The state of Virginia has ratified the Equal Rights Amendment that Phyllis Schlafly and a grass-roots women’s movement put to rest in the 1980s.

Amid renewed interest in women’s rights in the #MeToo era, feminists and many others have celebrated this unexpected revival of the ERA, hoping anew that, as filmmaker Ken Burns recently put it, “women may finally be declared equal.” As exciting as this prospect may be, do we really think a gender-blind amendment first conceived in the 1920s can address today’s systemic sexism?

There are at least two reasons we should be wary of this version of the ERA, which states simply (or vaguely): “Equality of rights under the law shall not be denied or abridged by the United States or by any state on account of sex.”

The first is that women already have “equality of rights under the law,” the result of the Civil Rights Act of 1964, which prohibited discrimination (i.e. unequal treatment) on the basis of race, color, religion, national origin and sex — which is all the current ERA promises.

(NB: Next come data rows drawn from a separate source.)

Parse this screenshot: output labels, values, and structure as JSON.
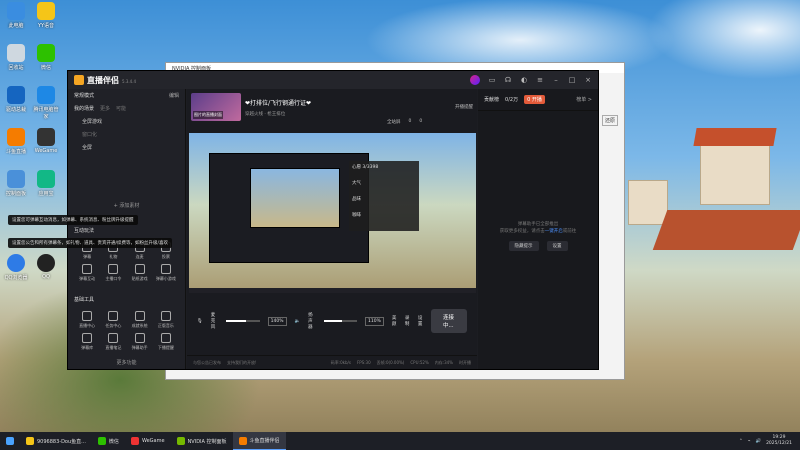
{
  "desktop": {
    "icons": [
      {
        "label": "此电脑"
      },
      {
        "label": "YY语音"
      },
      {
        "label": "回收站"
      },
      {
        "label": "微信"
      },
      {
        "label": "驱动总裁"
      },
      {
        "label": "腾讯电脑管家"
      },
      {
        "label": "斗鱼直播"
      },
      {
        "label": "WeGame"
      },
      {
        "label": "控制面板"
      },
      {
        "label": "应用宝"
      },
      {
        "label": "QQ浏览器"
      },
      {
        "label": "QQ"
      }
    ]
  },
  "bg_window": {
    "title": "NVIDIA 控制面板",
    "hint": "还原"
  },
  "app": {
    "name": "直播伴侣",
    "version": "5.3.4.4",
    "left": {
      "mode": "常规模式",
      "edit": "编辑",
      "cols": [
        "我的场景",
        "更多",
        "可能"
      ],
      "scenes": [
        "全屏游戏",
        "窗口化",
        "全屏"
      ],
      "add_material": "+ 添加素材",
      "interact_title": "互动玩法",
      "interact_items": [
        "弹幕",
        "礼物",
        "连麦",
        "投票",
        "弹幕互动",
        "主播口令",
        "贴纸游戏",
        "弹幕小游戏"
      ],
      "basic_title": "基础工具",
      "basic_items": [
        "直播中心",
        "任务中心",
        "成就系统",
        "正版音乐",
        "弹幕库",
        "直播笔记",
        "弹幕助手",
        "下播提醒"
      ],
      "more": "更多功能",
      "tooltip1": "设置您可弹幕互动消息，如弹幕、系统消息、粉丝牌升级提醒",
      "tooltip2": "设置您公告和所有弹幕条，如礼物、道具、贵宾开通/续费等，如粉丝升级/喜欢"
    },
    "center": {
      "thumb_label": "图片的直播封面",
      "room_title": "❤打排位/飞行钢通行证❤",
      "room_cat": "穿越火线 · 枪王排位",
      "ctrl1": "开播提醒",
      "ctrl2": "全站屏",
      "ctrl3": "0",
      "ctrl4": "0",
      "popup_title": "心愿 3/3398",
      "popup_items": [
        "大气",
        "品味",
        "咖啡"
      ],
      "mic_label": "麦克风",
      "mic_pct": "140%",
      "speaker_label": "扬声器",
      "speaker_pct": "110%",
      "effect_label": "美颜",
      "record_label": "录制",
      "settings_label": "设置",
      "start_btn": "连接中...",
      "status": [
        "与您公告已发布",
        "支持我们的开放!",
        "码率:0kb/s",
        "FPS:30",
        "丢帧:0(0.00%)",
        "CPU:52%",
        "内存:34%",
        "时开播"
      ]
    },
    "right": {
      "tab": "贡献榜",
      "count": "0/2万",
      "pill": "0 开播",
      "more": "榜单 >",
      "empty1": "弹幕助手已全部推出",
      "empty2": "获取更多权益，请点击",
      "empty_link": "一键开启",
      "empty3": "或前往",
      "btn1": "隐藏提示",
      "btn2": "设置"
    }
  },
  "taskbar": {
    "items": [
      "9096883-Dou鱼直...",
      "微信",
      "WeGame",
      "NVIDIA 控制面板",
      "斗鱼直播伴侣"
    ],
    "time": "19:29",
    "date": "2025/12/21"
  }
}
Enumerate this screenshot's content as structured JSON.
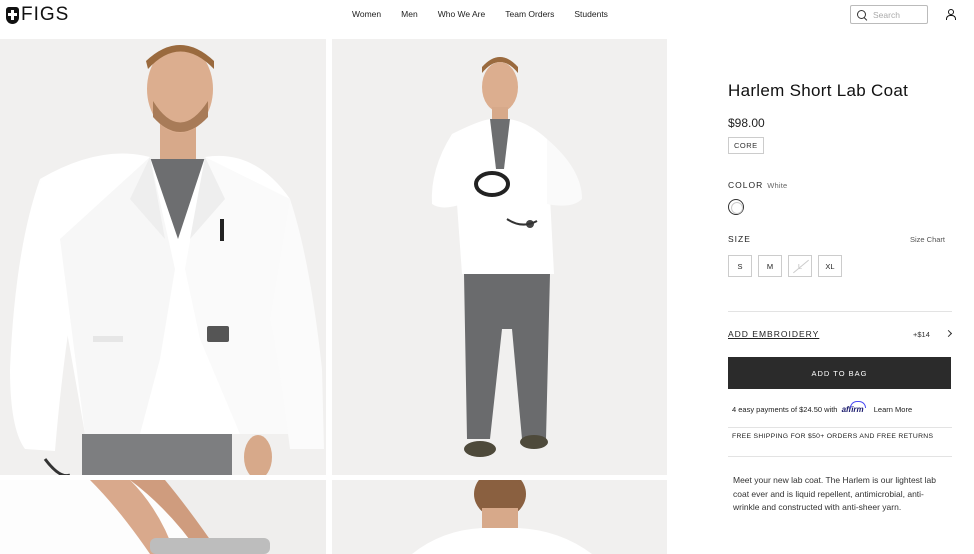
{
  "header": {
    "logo_text": "FIGS",
    "nav": [
      "Women",
      "Men",
      "Who We Are",
      "Team Orders",
      "Students"
    ],
    "search_placeholder": "Search"
  },
  "product": {
    "title": "Harlem Short Lab Coat",
    "price": "$98.00",
    "badge": "CORE",
    "color_label": "COLOR",
    "color_value": "White",
    "size_label": "SIZE",
    "size_chart": "Size Chart",
    "sizes": [
      {
        "label": "S",
        "available": true
      },
      {
        "label": "M",
        "available": true
      },
      {
        "label": "L",
        "available": false
      },
      {
        "label": "XL",
        "available": true
      }
    ],
    "embroidery_label": "ADD EMBROIDERY",
    "embroidery_price": "+$14",
    "add_to_bag": "ADD TO BAG",
    "affirm_prefix": "4 easy payments of $24.50 with",
    "affirm_brand": "affirm",
    "affirm_link": "Learn More",
    "shipping": "FREE SHIPPING FOR $50+ ORDERS AND FREE RETURNS",
    "description": "Meet your new lab coat. The Harlem is our lightest lab coat ever and is liquid repellent, antimicrobial, anti-wrinkle and constructed with anti-sheer yarn."
  },
  "colors": {
    "button_dark": "#2b2b2b",
    "image_bg": "#f1f0ef",
    "coat_white": "#ffffff",
    "scrub_gray": "#6d6e70"
  }
}
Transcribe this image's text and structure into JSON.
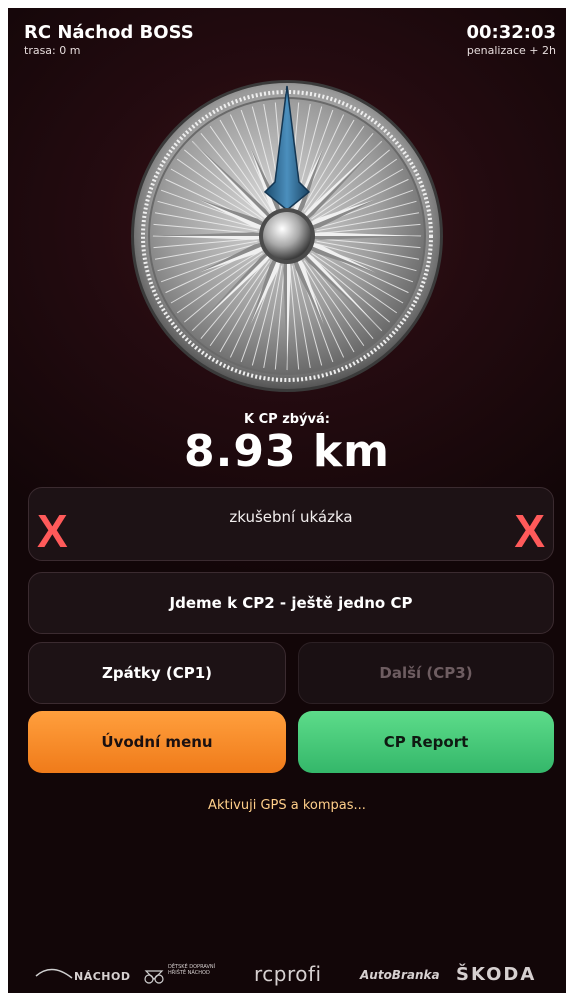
{
  "header": {
    "title": "RC Náchod BOSS",
    "route": "trasa: 0 m",
    "timer": "00:32:03",
    "penalty": "penalizace + 2h"
  },
  "distance": {
    "label": "K CP zbývá:",
    "value": "8.93 km"
  },
  "info": {
    "text": "zkušební ukázka",
    "mark": "X"
  },
  "buttons": {
    "current": "Jdeme k CP2 - ještě jedno CP",
    "back": "Zpátky (CP1)",
    "next": "Další (CP3)",
    "menu": "Úvodní menu",
    "report": "CP Report"
  },
  "status": "Aktivuji GPS a kompas...",
  "sponsors": {
    "nachod": "NÁCHOD",
    "hriste": "DĚTSKÉ DOPRAVNÍ HŘIŠTĚ NÁCHOD",
    "rcprofi": "rcprofi",
    "autobranka": "AutoBranka",
    "skoda": "ŠKODA"
  },
  "colors": {
    "accent_orange": "#f7913a",
    "accent_green": "#48c97a",
    "error_red": "#ff5a5a",
    "needle_blue": "#2f6f9a"
  },
  "icons": {
    "compass": "compass-rose-icon",
    "needle": "compass-needle-icon"
  }
}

But the Civil Rights Act by itself was not enough to overcome the disadvantages incurred by women’s past exclusion from male jobs and leadership positions. Instead, affirmative action and other policies were necessary to even the playing field for women vis-a-vis men. These gender-conscious policies and programs recognized that women’s experiences, socialization and parental expectations were different from men’s and that those differences had to be taken into account to secure actual equality.

These efforts have been far-ranging: Since Congress passed the ERA in 1972, companies and other organizations have set goals and timetables to hire and promote women into once male positions. They set up mentorship programs to bring women into leadership positions. They instituted more “family-friendly” policies and set up day-care centers to attract talented women. The government has required contractors to seek out businesses owned by women. All of these endeavors have helped women succeed and thrive in domains that were once exclusively male. In 1972, women got paid, on average, 57.9 percent of what men did. In 2018, they earned 81.6 percent of what their male peers did.

Yet the efforts that have spurred such advancements could be seen to discriminate in favor of women, which, on its face, violates the Civil Rights Act and the ERA as it is currently written.

That means these types of policies would be threatened, attacked anew, under a gender-blind constitutional amendment. Just as many people today are suspicious of “colorblind” laws that “don’t see race,” women’s rights supporters should be wary of a new “gender-blind” amendment that does not acknowledge women’s different circumstances. Initiatives to increase the number of female directors, scientists, chief executives, etc., could be more vulnerable to attack. Men have already sued women’s organizations for gender discrimination, and the ERA could encourage more men to sue for “equal treatment.”

The scope and meaning of a ratified ERA would, of course, be decided by a much more conservative Supreme Court than the ones that have previously upheld affirmative action and diversity measures — and it is worth noting that the court has increasingly narrowed what these measures can be, even before its latest turn right. An amendment would be much harder to repeal than a law, if those decisions proved harmful to women.

The second concern ERA supporters should consider is the amendment’s use of the term “sex,” which typically refers to the biological differences between men and women. When the amendment was conceived in the 1920s, the term “gender,” meaning the socially constructed roles or identities accompanying one’s biological sex, was not yet in common usage. Interestingly, however, the authors of the 1972 version of the ERA kept the word “sex” and did not replace it with “gender.”

This wording would seem to exclude categories such as gender expression, gender identity, genderqueer and non-binary, which would fall under the broader term of “gender.” Where transgender people would fall under this wording could, it seems, depend on their transition status. One could argue that sex and gender are interchangeable, of course, but others might argue for a strictly biological category, which would privilege cisgender women. Again, it would depend on how the Supreme Court interprets the term. Either way, the arguments about these terms (should the ERA proceed) would create yet another wedge issue among progressives and women that could be easily exploited by the right.

The ERA was a noble dream that inspired a variety of women’s movements to achieve much of what they sought through legislation, consciousness-raising and cultural revolution over the past half-century. It offers nothing that can resolve or lessen the current climate of misogyny, the double-bind of women who seek leadership positions (perceived as either too nice or too grasping), the ambiguities of harassment, the persistence of stereotypes or pay disparity. What it will probably do is make it more difficult to actually address any of those concerns.